Schreyer Institute consultants can assist faculty members with applications for external grants (NIH, NIMH, NSF, FIPSE, etc.) that have a curricular or pedagogical focus and that inform undergraduate education practices at Penn State. We can provide support to overall project design, but our particular areas of expertise are project assessment and evaluation. The level of support we can give depends on a number of factors, which are outlined below as a general guide. We would be happy to provide an initial consultation to explore opportunities to collaborate, so please do not hesitate to contact us with external grant questions.
Factors we consider when making decisions about collaborating on external grant applications:
- Project relevance to undergraduate education at Penn State and alignment with the Schreyer Institute mission

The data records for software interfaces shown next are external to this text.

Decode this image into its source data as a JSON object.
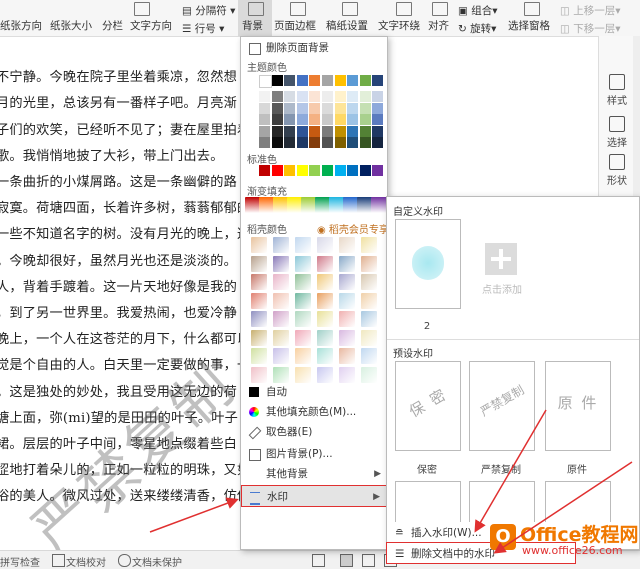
{
  "ribbon": {
    "row1": [
      "分隔符",
      "上移一层"
    ],
    "row2": [
      "行号",
      "下移一层"
    ],
    "buttons": [
      "纸张方向",
      "纸张大小",
      "分栏",
      "文字方向",
      "背景",
      "页面边框",
      "稿纸设置",
      "文字环绕",
      "对齐",
      "旋转",
      "选择窗格"
    ],
    "group": "组合"
  },
  "document": {
    "lines": [
      "",
      "不宁静。今晚在院子里坐着乘凉，忽然想",
      "月的光里，总该另有一番样子吧。月亮渐",
      "子们的欢笑，已经听不见了；妻在屋里拍着",
      "歌。我悄悄地披了大衫，带上门出去。",
      "一条曲折的小煤屑路。这是一条幽僻的路",
      "寂寞。荷塘四面，长着许多树，蓊蓊郁郁的",
      "一些不知道名字的树。没有月光的晚上，这",
      "。今晚却很好，虽然月光也还是淡淡的。",
      "人，背着手踱着。这一片天地好像是我的",
      "，到了另一世界里。我爱热闹，也爱冷静",
      "晚上，一个人在这苍茫的月下，什么都可以",
      "觉是个自由的人。白天里一定要做的事，一",
      "。这是独处的妙处，我且受用这无边的荷",
      "塘上面，弥(mi)望的是田田的叶子。叶子",
      "裙。层层的叶子中间，零星地点缀着些白",
      "涩地打着朵儿的，正如一粒粒的明珠，又如碧天里的星",
      "浴的美人。微风过处，送来缕缕清香，仿佛远处高楼上"
    ],
    "watermark": "严禁复制"
  },
  "right_pane": [
    "样式",
    "选择",
    "形状"
  ],
  "status": [
    "拼写检查",
    "文档校对",
    "文档未保护"
  ],
  "menu": {
    "items": {
      "delete_bg": "删除页面背景",
      "theme_colors": "主题颜色",
      "std_colors": "标准色",
      "gradient": "渐变填充",
      "shell_colors": "稻壳颜色",
      "shell_vip": "稻壳会员专享",
      "auto": "自动",
      "more_colors": "其他填充颜色(M)...",
      "eyedropper": "取色器(E)",
      "picture_bg": "图片背景(P)...",
      "other_bg": "其他背景",
      "watermark": "水印"
    },
    "theme_top": [
      "#ffffff",
      "#000000",
      "#44546a",
      "#4472c4",
      "#ed7d31",
      "#a5a5a5",
      "#ffc000",
      "#5b9bd5",
      "#70ad47",
      "#264478"
    ],
    "theme_shades": [
      [
        "#f2f2f2",
        "#7f7f7f",
        "#d6dce4",
        "#d9e2f3",
        "#fbe4d5",
        "#ededed",
        "#fff2cc",
        "#deebf6",
        "#e2efd9",
        "#c9d3e6"
      ],
      [
        "#d8d8d8",
        "#595959",
        "#adb9ca",
        "#b4c6e7",
        "#f7caac",
        "#dbdbdb",
        "#fee599",
        "#bdd7ee",
        "#c5e0b3",
        "#8ea9db"
      ],
      [
        "#bfbfbf",
        "#3f3f3f",
        "#8496b0",
        "#8eaadb",
        "#f4b183",
        "#c9c9c9",
        "#ffd965",
        "#9cc3e5",
        "#a8d08d",
        "#5b7bbf"
      ],
      [
        "#a5a5a5",
        "#262626",
        "#333f4f",
        "#2f5496",
        "#c55a11",
        "#7b7b7b",
        "#bf8f00",
        "#2e75b5",
        "#538135",
        "#1f3864"
      ],
      [
        "#7f7f7f",
        "#0c0c0c",
        "#222a35",
        "#1f3864",
        "#833c0b",
        "#525252",
        "#7f6000",
        "#1f4e79",
        "#375623",
        "#14243f"
      ]
    ],
    "standard": [
      "#c00000",
      "#ff0000",
      "#ffc000",
      "#ffff00",
      "#92d050",
      "#00b050",
      "#00b0f0",
      "#0070c0",
      "#002060",
      "#7030a0"
    ],
    "gradients": [
      "#c00000",
      "#ff6600",
      "#ffc000",
      "#ffee00",
      "#9ccc33",
      "#00a050",
      "#1cb5e0",
      "#2266cc",
      "#183c78",
      "#7030a0"
    ],
    "shell_grid": [
      [
        "#e8c39e",
        "#a0b4d6",
        "#c2d8ef",
        "#d8d8e8",
        "#e8d8c8",
        "#f0e0a0"
      ],
      [
        "#b7a08c",
        "#8a7ab8",
        "#8cc8d8",
        "#d07a8a",
        "#88a8c8",
        "#e0b090"
      ],
      [
        "#c8786a",
        "#e8b4c8",
        "#90c098",
        "#f0c878",
        "#a8a8d0",
        "#d8c8b0"
      ],
      [
        "#e08070",
        "#f0c0b0",
        "#70b8a0",
        "#e8a060",
        "#b8d8e8",
        "#f0d0a8"
      ],
      [
        "#9090c0",
        "#d0a0c8",
        "#b0d8c0",
        "#e8e098",
        "#f0b0b0",
        "#a8c8e0"
      ],
      [
        "#c8b070",
        "#e0d0a0",
        "#f0a8b8",
        "#a0d0c8",
        "#d8b8e0",
        "#f0e8c0"
      ],
      [
        "#d0e0a0",
        "#c8c0e8",
        "#f8d0a0",
        "#a8e0d8",
        "#e8b8a0",
        "#c0d8f0"
      ],
      [
        "#f0c0c8",
        "#b0e0b8",
        "#f8e0b0",
        "#c8c8f0",
        "#e0d0f0",
        "#d8f0e0"
      ]
    ]
  },
  "watermark_menu": {
    "custom_title": "自定义水印",
    "custom_item": "2",
    "add_label": "点击添加",
    "preset_title": "预设水印",
    "presets": [
      {
        "label": "保密",
        "text": "保 密"
      },
      {
        "label": "严禁复制",
        "text": "严禁复制"
      },
      {
        "label": "原件",
        "text": "原 件"
      }
    ],
    "insert": "插入水印(W)...",
    "delete": "删除文档中的水印"
  },
  "logo": {
    "brand": "Office教程网",
    "url": "www.office26.com"
  },
  "colors": {
    "accent": "#e03030",
    "logo_orange": "#f07800"
  }
}
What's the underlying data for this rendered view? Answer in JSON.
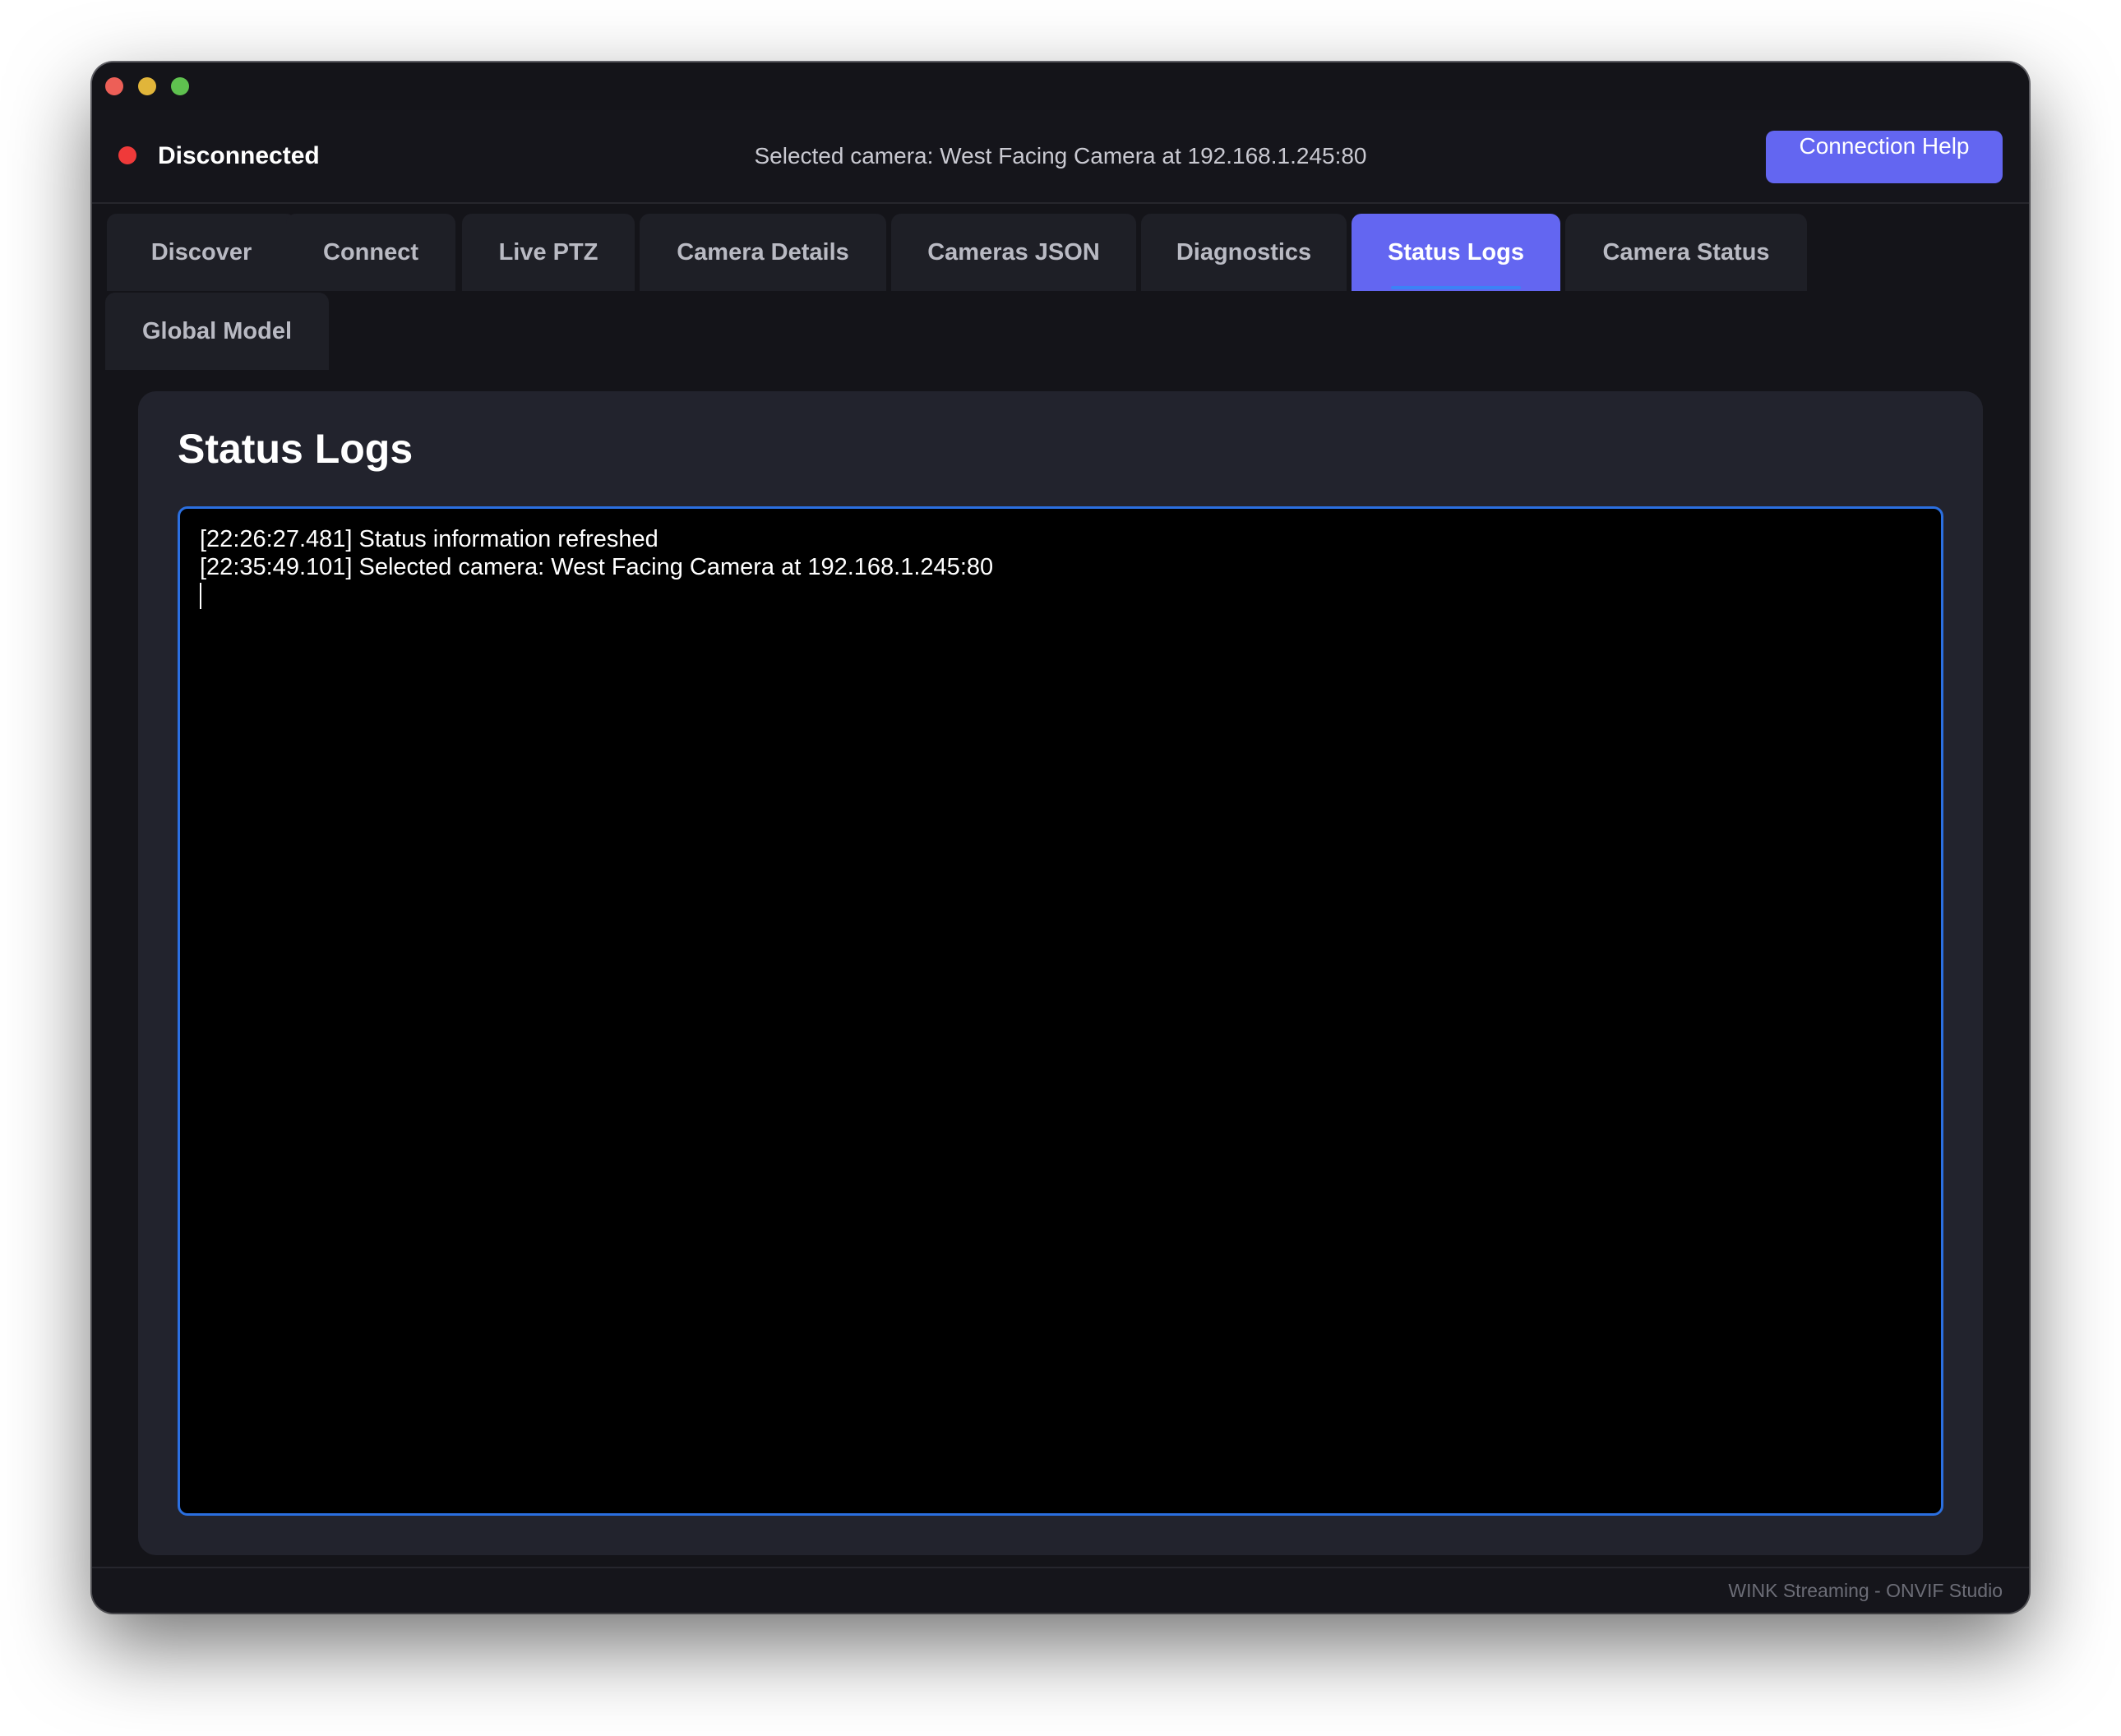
{
  "status": {
    "label": "Disconnected",
    "color": "#ef3a3a",
    "selected_camera": "Selected camera: West Facing Camera at 192.168.1.245:80",
    "help_button": "Connection Help"
  },
  "tabs": [
    {
      "label": "Discover",
      "active": false
    },
    {
      "label": "Connect",
      "active": false
    },
    {
      "label": "Live PTZ",
      "active": false
    },
    {
      "label": "Camera Details",
      "active": false
    },
    {
      "label": "Cameras JSON",
      "active": false
    },
    {
      "label": "Diagnostics",
      "active": false
    },
    {
      "label": "Status Logs",
      "active": true
    },
    {
      "label": "Camera Status",
      "active": false
    },
    {
      "label": "Global Model",
      "active": false
    }
  ],
  "panel": {
    "title": "Status Logs",
    "log_lines": [
      "[22:26:27.481] Status information refreshed",
      "[22:35:49.101] Selected camera: West Facing Camera at 192.168.1.245:80"
    ]
  },
  "footer": {
    "text": "WINK Streaming - ONVIF Studio"
  },
  "colors": {
    "accent": "#6366f1",
    "focus_border": "#2b6fe0",
    "background": "#141419"
  }
}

- Availability of an Institute consultant to contribute to the proposal draft and follow up should the project win support
- Level of support needed, from a simple letter of endorsement to serving as co-PI.
Examples of Institute Common Consultant Collaboration on External Grants
- Institute consultant provides a negotiated number of hours as project personnel to advise the evaluation team, which usually includes a qualified graduate student and his/her supervisor. The graduate student, whom we may be able to help identify, applies for IRB approval and collects/stores/summarizes data, which the team analyzes for decision-making and reporting. The consultant is usually paid via a “buy out” from the Institute at an hourly rate based on the particular consultant’s salary. This is the more common model of Institute support for external grants.
- Consultant serves as an external reviewer and co-investigator or co-PI at a cost that is 10% of the total budget of the project (direct costs). Because of limited time consultants have for such work over what is often a multi-year period, this is the less common alternative.
- Consultant helps the PI write a statement into the proposal that indicates the Institute has agreed to provide consultation for the assessment of the project on a limited basis. We can write a letter for the proposal stating that we have agreed to do so.
Questions for External Grant Proposers
If you are interested in support from the Schreyer Institute for an external grant, please either answer the following questions and forward them to the consultant or be prepared to answer them at your initial meeting. Answer as many questions as you can but don’t worry if you can’t answer all of them. Providing as much information as possible prior to meeting will help prepare the consultant for the meeting.
- What is the granting organization? (e.g. NSF, NIH, Dept. of Ed.)
- What is the funding type? (e.g. TUES)
- How will the project benefit undergraduates at Penn State?
- What specific questions/expectations do you have of the Institute? Proposers often don’t know what to expect, or how the process works. They look to us to provide the expertise in the area of assessment. In this case, we need to provide suggestions such as those listed under the conditions for support (Options 1, 2 and 3).
- What is the url for the “Request for Proposal” (RFP)?
- What are the guidelines for selecting personnel, particularly any kind of “qualified external reviewer” (this information is in the RFP)?
- What is the deadline for the proposal?
- Do you have a draft available for the consultant to see?